Music documentaries are center stage at this year’s Sheffield Doc/Fest with the launch of films including Neil Young-directed Milford Graves Full Mantis and Stuart Swezey’s Desolation Center, which opened with a live performance from Sonic Youth frontman Thurston Moore. It also emerged during the festival that The Fader’s Tyler The Creator-associated online music doc project Summer of ’17 is on the brink of becoming a linear series.
Vice UK’s Head of Music Alex Hoffman, who runs music channel Noisey, Rollo Jackson, the filmmaker behind Stormzy’s doc Gang Signs and Prayer, former Fader creative director Robert Semmer and Jacqui Edenbrow, Head of Video at arts organization Frieze, talked about the future of the format at Music Docs: New Forms and Platform at the Netflix Crucible Studio on Saturday afternoon.
Semmer, who is Head of Content at filmmaker agency Premier, said that platforms are starting to take more risks on experimental projects. He exec produced Summer of ’17, the Mikey Alfred-directed scripted doc series from Californian skateboard crew Illegal Civilization, which follows Jeffery, played by Ryder McLaughlin, as he tries to win over a summer crush and features cameos from rapper Tyler The Creator. Semmer said the project, which consists of five episodes of around 20 minutes, blurs the line between scripted and non-scripted in a “really interesting and weird way”. “I didn’t want to make a traditional documentary about skateboarding so I thought ‘what if we took their reality and put some shape around it,” he said. Semmer revealed that the team was now in negotiations to take the “abstract” project to a larger linear platform.
The panel highlighted that an increasing number of music documentaries are being commissioned and funded by record labels. They highlighted films such as Pulse Films and BMG’s forthcoming biopic of grime artist Wiley, directed by Trespass Against Us’ Adam Smith, and Rudeboy: The Story of Trojan Records (w/t), which coincides with the 50th anniversary of the Toots and the Maytals record label.
However, Jackson said that following the success of HBO’s four-parter The Defiant Ones, which tells the story of Dr Dre and Interscope Records founder Jimmy Iovine, more and more platforms are searching for episodic documentaries rather than one-offs. In spite of this, Jackson just finished a one-off documentary about 50 Cent and Snoop Dogg producer Scott Scorch, who squandered around $30M in six months after a cocaine addiction, for music platform Vevo.
Hoffman, who recently commissioned Noisey Birmingham, fronted by The Streets’ Mike Skinner as he travels back to his hometown to talk to rising musicians, said it was a “golden age” for feature-length music documentaries.

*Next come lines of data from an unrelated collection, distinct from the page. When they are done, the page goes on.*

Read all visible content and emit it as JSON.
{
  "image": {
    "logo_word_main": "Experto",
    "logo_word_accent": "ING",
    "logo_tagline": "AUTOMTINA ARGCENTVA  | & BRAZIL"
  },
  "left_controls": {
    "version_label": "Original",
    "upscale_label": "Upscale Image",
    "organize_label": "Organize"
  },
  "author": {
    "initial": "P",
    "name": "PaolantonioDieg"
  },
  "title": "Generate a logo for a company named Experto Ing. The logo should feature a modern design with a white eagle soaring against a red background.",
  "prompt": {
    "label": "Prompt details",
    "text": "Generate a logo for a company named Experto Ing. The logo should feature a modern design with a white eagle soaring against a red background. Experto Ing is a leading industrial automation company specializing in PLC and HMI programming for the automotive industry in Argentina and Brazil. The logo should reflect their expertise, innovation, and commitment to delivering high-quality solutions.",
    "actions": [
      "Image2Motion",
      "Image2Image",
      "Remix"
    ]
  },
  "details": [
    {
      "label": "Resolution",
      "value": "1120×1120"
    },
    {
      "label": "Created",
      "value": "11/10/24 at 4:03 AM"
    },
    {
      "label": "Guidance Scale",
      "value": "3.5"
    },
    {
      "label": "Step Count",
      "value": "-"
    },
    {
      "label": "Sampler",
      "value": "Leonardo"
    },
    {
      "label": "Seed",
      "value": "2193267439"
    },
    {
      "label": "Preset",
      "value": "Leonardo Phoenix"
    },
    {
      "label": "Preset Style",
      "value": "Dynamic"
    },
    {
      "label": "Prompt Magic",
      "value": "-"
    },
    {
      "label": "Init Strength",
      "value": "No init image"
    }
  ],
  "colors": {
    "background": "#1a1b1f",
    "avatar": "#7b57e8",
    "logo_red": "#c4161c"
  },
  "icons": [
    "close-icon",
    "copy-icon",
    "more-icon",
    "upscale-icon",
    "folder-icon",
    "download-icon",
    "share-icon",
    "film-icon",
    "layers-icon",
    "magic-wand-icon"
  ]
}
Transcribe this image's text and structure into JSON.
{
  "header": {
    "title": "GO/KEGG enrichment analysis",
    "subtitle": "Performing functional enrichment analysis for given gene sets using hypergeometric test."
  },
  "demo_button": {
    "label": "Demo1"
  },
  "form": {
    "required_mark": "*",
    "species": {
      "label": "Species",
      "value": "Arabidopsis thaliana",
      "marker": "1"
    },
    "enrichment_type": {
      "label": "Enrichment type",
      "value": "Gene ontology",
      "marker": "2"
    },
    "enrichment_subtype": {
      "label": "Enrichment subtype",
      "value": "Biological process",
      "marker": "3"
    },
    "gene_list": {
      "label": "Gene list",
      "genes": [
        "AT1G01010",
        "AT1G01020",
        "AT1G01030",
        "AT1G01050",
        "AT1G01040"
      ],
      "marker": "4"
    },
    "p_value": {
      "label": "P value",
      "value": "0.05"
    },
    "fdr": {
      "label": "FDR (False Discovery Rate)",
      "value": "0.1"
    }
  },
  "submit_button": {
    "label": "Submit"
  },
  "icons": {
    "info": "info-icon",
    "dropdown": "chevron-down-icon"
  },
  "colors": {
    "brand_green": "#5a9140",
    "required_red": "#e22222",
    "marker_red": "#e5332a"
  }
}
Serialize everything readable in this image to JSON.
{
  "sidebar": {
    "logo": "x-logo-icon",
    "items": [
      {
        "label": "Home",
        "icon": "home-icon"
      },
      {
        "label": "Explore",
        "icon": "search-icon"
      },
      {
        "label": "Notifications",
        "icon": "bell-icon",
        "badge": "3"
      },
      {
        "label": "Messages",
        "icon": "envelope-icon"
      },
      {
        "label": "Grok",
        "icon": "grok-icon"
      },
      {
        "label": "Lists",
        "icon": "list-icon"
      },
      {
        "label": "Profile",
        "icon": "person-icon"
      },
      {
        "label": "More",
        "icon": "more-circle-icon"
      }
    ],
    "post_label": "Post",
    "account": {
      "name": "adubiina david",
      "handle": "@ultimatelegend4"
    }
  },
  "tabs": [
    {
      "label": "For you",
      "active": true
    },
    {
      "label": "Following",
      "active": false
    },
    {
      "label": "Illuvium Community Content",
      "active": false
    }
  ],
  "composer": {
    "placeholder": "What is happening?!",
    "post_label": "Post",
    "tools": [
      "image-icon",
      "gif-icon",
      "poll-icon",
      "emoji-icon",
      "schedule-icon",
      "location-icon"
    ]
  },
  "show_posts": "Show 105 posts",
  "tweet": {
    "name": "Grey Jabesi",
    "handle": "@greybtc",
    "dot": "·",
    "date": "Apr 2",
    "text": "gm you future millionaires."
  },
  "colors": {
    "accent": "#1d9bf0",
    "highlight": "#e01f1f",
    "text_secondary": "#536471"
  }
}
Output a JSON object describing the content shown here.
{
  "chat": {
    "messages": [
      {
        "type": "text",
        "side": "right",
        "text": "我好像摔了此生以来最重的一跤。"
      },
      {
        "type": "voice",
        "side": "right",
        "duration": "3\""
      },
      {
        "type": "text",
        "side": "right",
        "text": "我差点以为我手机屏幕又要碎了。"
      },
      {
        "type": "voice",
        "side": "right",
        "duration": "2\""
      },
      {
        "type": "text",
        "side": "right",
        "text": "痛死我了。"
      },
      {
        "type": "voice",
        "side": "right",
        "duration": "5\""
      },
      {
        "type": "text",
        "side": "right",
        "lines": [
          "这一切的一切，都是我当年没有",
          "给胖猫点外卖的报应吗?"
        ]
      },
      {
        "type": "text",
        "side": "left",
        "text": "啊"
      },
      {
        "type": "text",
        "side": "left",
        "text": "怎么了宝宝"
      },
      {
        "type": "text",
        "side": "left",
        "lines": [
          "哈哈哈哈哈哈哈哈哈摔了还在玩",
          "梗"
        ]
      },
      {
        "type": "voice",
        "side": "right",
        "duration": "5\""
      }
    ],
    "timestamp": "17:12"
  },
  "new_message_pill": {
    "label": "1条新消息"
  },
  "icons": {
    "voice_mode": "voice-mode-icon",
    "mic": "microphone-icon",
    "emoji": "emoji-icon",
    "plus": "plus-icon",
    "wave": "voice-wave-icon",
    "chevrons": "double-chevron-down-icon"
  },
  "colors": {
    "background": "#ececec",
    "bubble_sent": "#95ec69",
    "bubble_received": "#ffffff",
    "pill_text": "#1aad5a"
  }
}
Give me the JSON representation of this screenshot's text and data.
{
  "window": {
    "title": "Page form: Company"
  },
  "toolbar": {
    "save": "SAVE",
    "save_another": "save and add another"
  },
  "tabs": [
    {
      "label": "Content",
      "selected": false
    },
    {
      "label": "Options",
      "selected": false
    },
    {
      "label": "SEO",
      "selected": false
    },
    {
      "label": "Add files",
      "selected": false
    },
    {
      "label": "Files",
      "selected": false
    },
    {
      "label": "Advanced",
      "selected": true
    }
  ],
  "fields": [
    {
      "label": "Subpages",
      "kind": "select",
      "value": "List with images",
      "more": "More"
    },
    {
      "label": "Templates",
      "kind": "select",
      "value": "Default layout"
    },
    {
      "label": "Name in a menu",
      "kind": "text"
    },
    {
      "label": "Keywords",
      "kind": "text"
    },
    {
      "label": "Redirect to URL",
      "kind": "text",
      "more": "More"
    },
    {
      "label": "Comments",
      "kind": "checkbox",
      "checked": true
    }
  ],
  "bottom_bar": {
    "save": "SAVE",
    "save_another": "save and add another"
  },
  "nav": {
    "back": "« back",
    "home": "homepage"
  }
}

This year’s festival includes a raft of premieres of music documentaries with some of the hot titles including Parallel Planes, about the U.S. DIY music scene featuring the likes of Fugazi’s Ian MacKaye, Silvana, a doc about the eponymous Swedish rapper, Finnish doc about retired punks Pertti Kurikan Nimipäivät and short film To The Front: Scenes From A Women’s Rock Camp.